[Activity]: Return all of the entries exactly, with nothing added or left out.

════

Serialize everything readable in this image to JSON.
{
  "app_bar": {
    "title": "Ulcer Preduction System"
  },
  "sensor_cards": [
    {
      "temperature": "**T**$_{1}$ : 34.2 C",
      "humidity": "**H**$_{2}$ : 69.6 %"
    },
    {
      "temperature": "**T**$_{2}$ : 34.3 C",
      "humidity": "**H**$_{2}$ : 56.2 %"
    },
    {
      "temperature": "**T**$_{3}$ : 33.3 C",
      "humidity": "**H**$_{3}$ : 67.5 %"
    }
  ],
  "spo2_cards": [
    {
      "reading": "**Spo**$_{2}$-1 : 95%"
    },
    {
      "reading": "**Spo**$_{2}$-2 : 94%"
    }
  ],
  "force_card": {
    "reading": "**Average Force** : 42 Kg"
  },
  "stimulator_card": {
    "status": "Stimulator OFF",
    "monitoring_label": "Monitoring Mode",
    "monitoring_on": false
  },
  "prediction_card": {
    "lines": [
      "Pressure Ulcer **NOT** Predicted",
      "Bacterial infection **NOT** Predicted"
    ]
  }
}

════

[Task response]:
Serialize everything readable in this image to JSON.
{
  "app_bar": {
    "title": "Ulcer Preduction System"
  },
  "sensor_cards": [
    {
      "temperature": "**T**$_{1}$ : 34.2 C",
      "humidity": "**H**$_{2}$ : 69.6 %"
    },
    {
      "temperature": "**T**$_{2}$ : 34.3 C",
      "humidity": "**H**$_{2}$ : 56.2 %"
    },
    {
      "temperature": "**T**$_{3}$ : 33.3 C",
      "humidity": "**H**$_{3}$ : 67.5 %"
    }
  ],
  "spo2_cards": [
    {
      "reading": "**Spo**$_{2}$-1 : 95%"
    },
    {
      "reading": "**Spo**$_{2}$-2 : 94%"
    }
  ],
  "force_card": {
    "reading": "**Average Force** : 42 Kg"
  },
  "stimulator_card": {
    "status": "Stimulator OFF",
    "monitoring_label": "Monitoring Mode",
    "monitoring_on": false
  },
  "prediction_card": {
    "lines": [
      "Pressure Ulcer **NOT** Predicted",
      "Bacterial infection **NOT** Predicted"
    ]
  }
}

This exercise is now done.